In most cases, it is more robust to use sigaction when it is available, rather than signal.

The C99 standard says that if the output array isn't big enough and if no other errors occur, snprintf and vsnprintf truncate the output and return the number of bytes that ought to have been produced. Some older systems return the truncated length (e.g., GNU C Library 2.0.x or IRIX 6.5), some a negative value (e.g., earlier GNU C Library versions), and some the buffer length without truncation (e.g., 32-bit Solaris 7). Also, some buggy older systems ignore the length and overrun the buffer (e.g., 64-bit Solaris 7).
The C standard says sprintf and vsprintf return the number of bytes written. On some ancient systems (SunOS 4 for instance) they return the buffer pointer instead, but these no longer need to be worried about.
On various old systems, e.g., HP-UX 9, sscanf requires that its input string be writable (though it doesn't actually change it). This can be a problem when using gcc since it normally puts constant strings in read-only memory (see Incompatibilities of GCC). Apparently in some cases even having format strings read-only can be a problem.
Posix specifies that strerror_r returns an int, but many systems (e.g., GNU C Library version 2.2.4) provide a different version returning a char *. AC_FUNC_STRERROR_R can detect which is in use (see Particular Functions).
AIX 4.3 provides a broken version which produces the following results:
          strnlen ("foobar", 0) = 0
          strnlen ("foobar", 1) = 3
          strnlen ("foobar", 2) = 2
          strnlen ("foobar", 3) = 1
          strnlen ("foobar", 4) = 0
          strnlen ("foobar", 5) = 6
          strnlen ("foobar", 6) = 6
          strnlen ("foobar", 7) = 6
          strnlen ("foobar", 8) = 6
          strnlen ("foobar", 9) = 6

_SC_PAGESIZE is standard, but some older systems (e.g., HP-UX 9) have _SC_PAGE_SIZE instead.
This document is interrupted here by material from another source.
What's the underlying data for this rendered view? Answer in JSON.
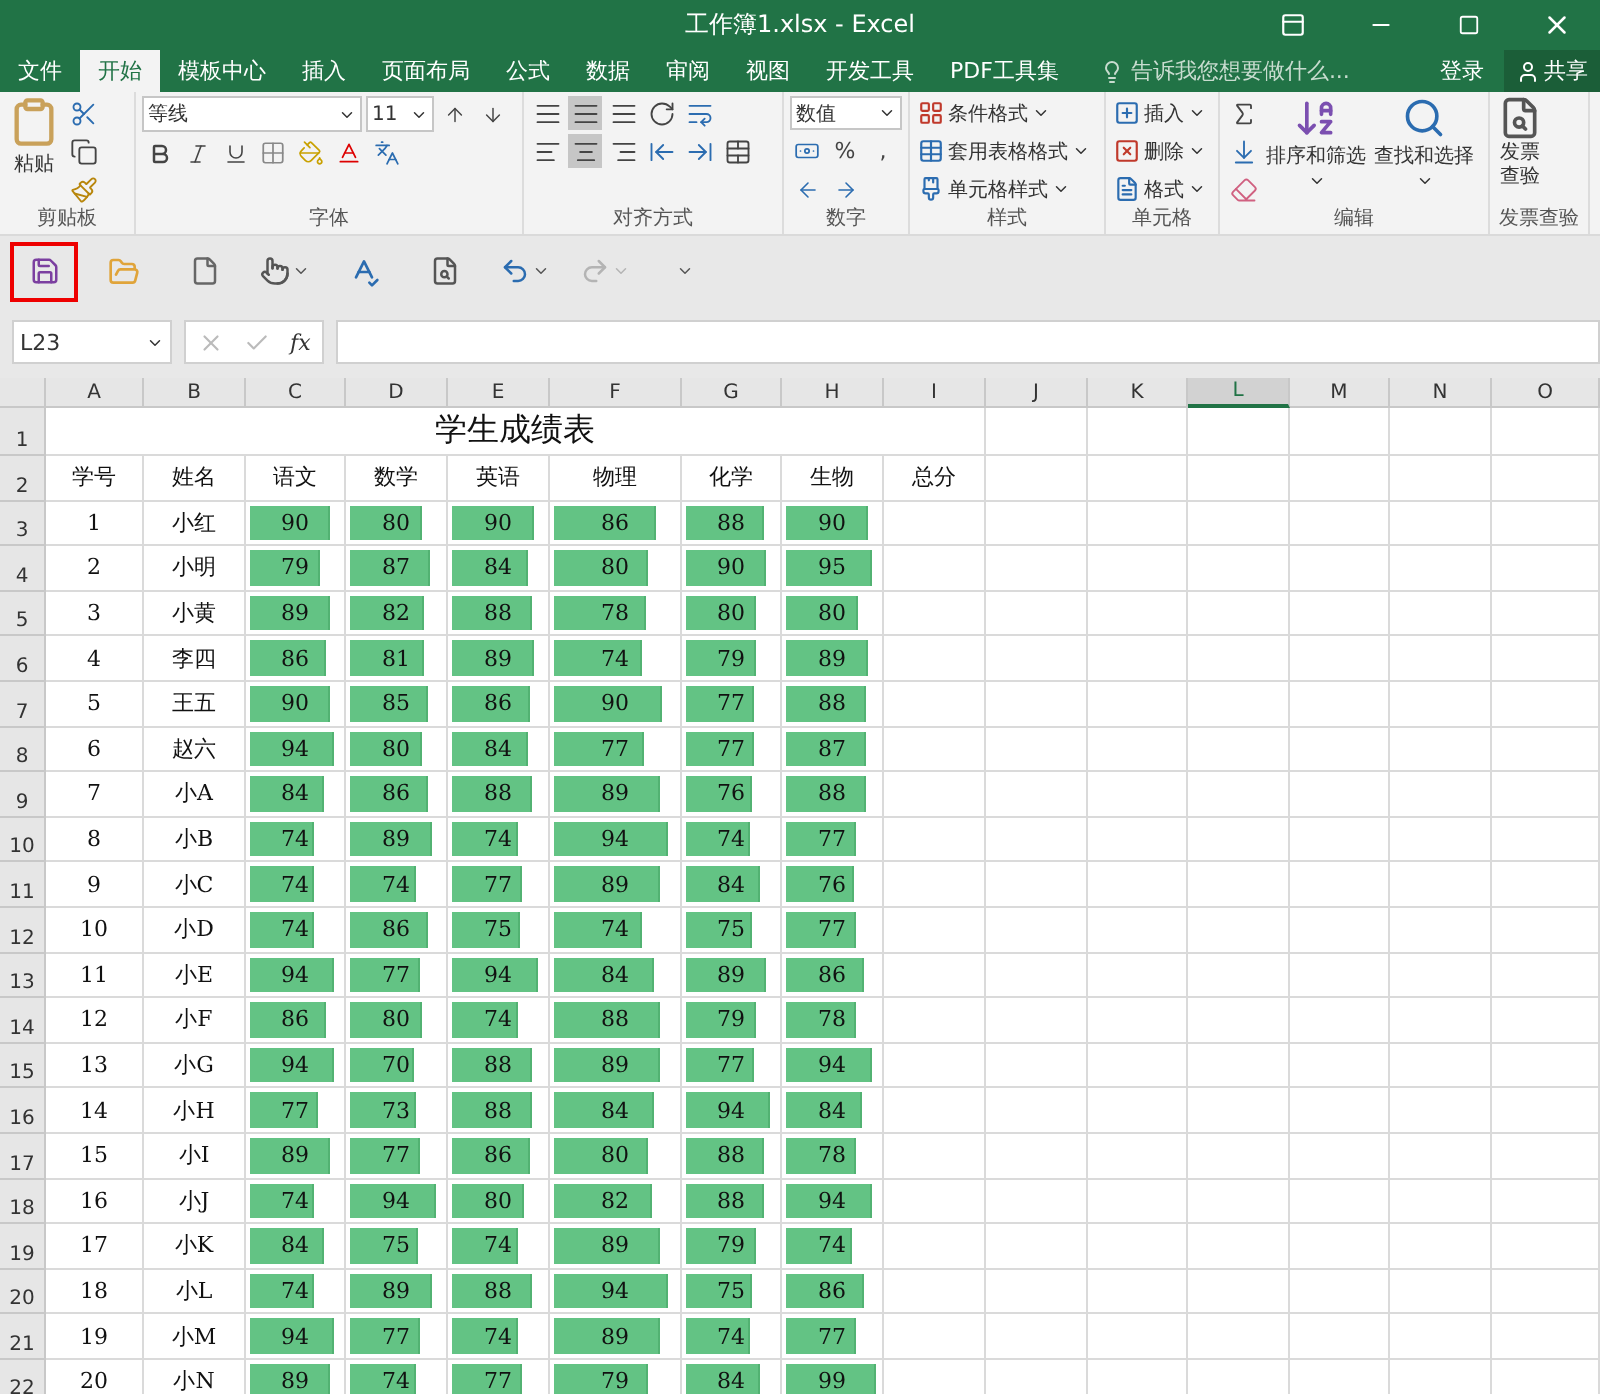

This can be tested with #ifdef.
The Posix spec says that unlink causes the given file to be removed only after there are no more open file handles for it. Some non-Posix hosts have trouble with this requirement, though, and some DOS variants even corrupt the file system.
On MinGW, unsetenv is not available, but a variable ‘FOO’ can be removed with a call putenv ("FOO="), as described under putenv above.
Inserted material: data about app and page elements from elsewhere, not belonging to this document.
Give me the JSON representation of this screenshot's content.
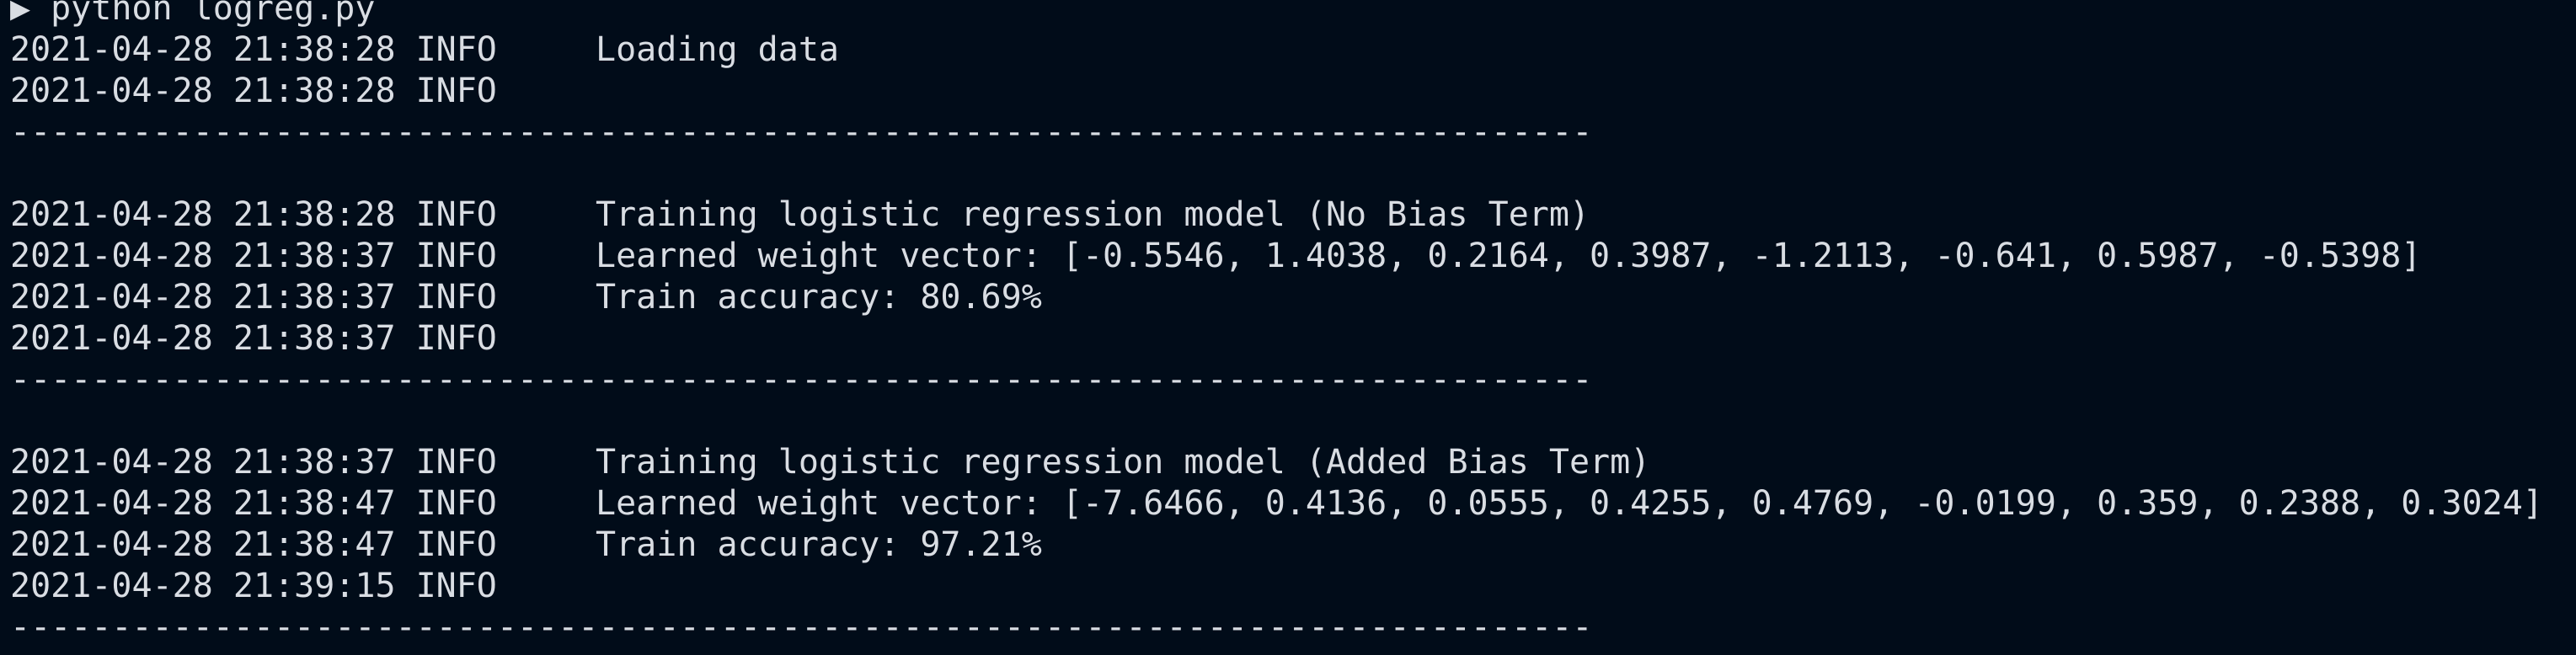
{
  "prompt": {
    "symbol": "▶",
    "command": "python logreg.py"
  },
  "separator": "------------------------------------------------------------------------------",
  "log": [
    {
      "type": "entry",
      "date": "2021-04-28 21:38:28",
      "level": "INFO",
      "message": "Loading data"
    },
    {
      "type": "entry",
      "date": "2021-04-28 21:38:28",
      "level": "INFO",
      "message": ""
    },
    {
      "type": "separator"
    },
    {
      "type": "blank"
    },
    {
      "type": "entry",
      "date": "2021-04-28 21:38:28",
      "level": "INFO",
      "message": "Training logistic regression model (No Bias Term)"
    },
    {
      "type": "entry",
      "date": "2021-04-28 21:38:37",
      "level": "INFO",
      "message": "Learned weight vector: [-0.5546, 1.4038, 0.2164, 0.3987, -1.2113, -0.641, 0.5987, -0.5398]"
    },
    {
      "type": "entry",
      "date": "2021-04-28 21:38:37",
      "level": "INFO",
      "message": "Train accuracy: 80.69%"
    },
    {
      "type": "entry",
      "date": "2021-04-28 21:38:37",
      "level": "INFO",
      "message": ""
    },
    {
      "type": "separator"
    },
    {
      "type": "blank"
    },
    {
      "type": "entry",
      "date": "2021-04-28 21:38:37",
      "level": "INFO",
      "message": "Training logistic regression model (Added Bias Term)"
    },
    {
      "type": "entry",
      "date": "2021-04-28 21:38:47",
      "level": "INFO",
      "message": "Learned weight vector: [-7.6466, 0.4136, 0.0555, 0.4255, 0.4769, -0.0199, 0.359, 0.2388, 0.3024]"
    },
    {
      "type": "entry",
      "date": "2021-04-28 21:38:47",
      "level": "INFO",
      "message": "Train accuracy: 97.21%"
    },
    {
      "type": "entry",
      "date": "2021-04-28 21:39:15",
      "level": "INFO",
      "message": ""
    },
    {
      "type": "separator"
    }
  ]
}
The C99 standard provides va_copy for copying va_list variables. It may be available in older environments too, though possibly as __va_copy (e.g., gcc in strict pre-C99 mode). These can be tested with #ifdef. A fallback to memcpy (&dst, &src, sizeof (va_list)) gives maximum portability.
va_list is not necessarily just a pointer. It can be a struct (e.g., gcc on Alpha), which means NULL is not portable. Or it can be an array (e.g., gcc in some PowerPC configurations), which means as a function parameter it can be effectively call-by-reference and library routines might modify the value back in the caller (e.g., vsnprintf in the GNU C Library 2.1).
Signed >>
Normally the C >> right shift of a signed type replicates the high bit, giving a so-called “arithmetic” shift. But care should be taken since Standard C doesn't require that behavior. On those few processors without a native arithmetic shift (for instance Cray vector systems) zero bits may be shifted in, the same as a shift of an unsigned type.
Integer /
C divides signed integers by truncating their quotient toward zero, yielding the same result as Fortran. However, before C99 the standard allowed C implementations to take the floor or ceiling of the quotient in some cases. Hardly any implementations took advantage of this freedom, though, and it's probably not worth worrying about this issue nowadays.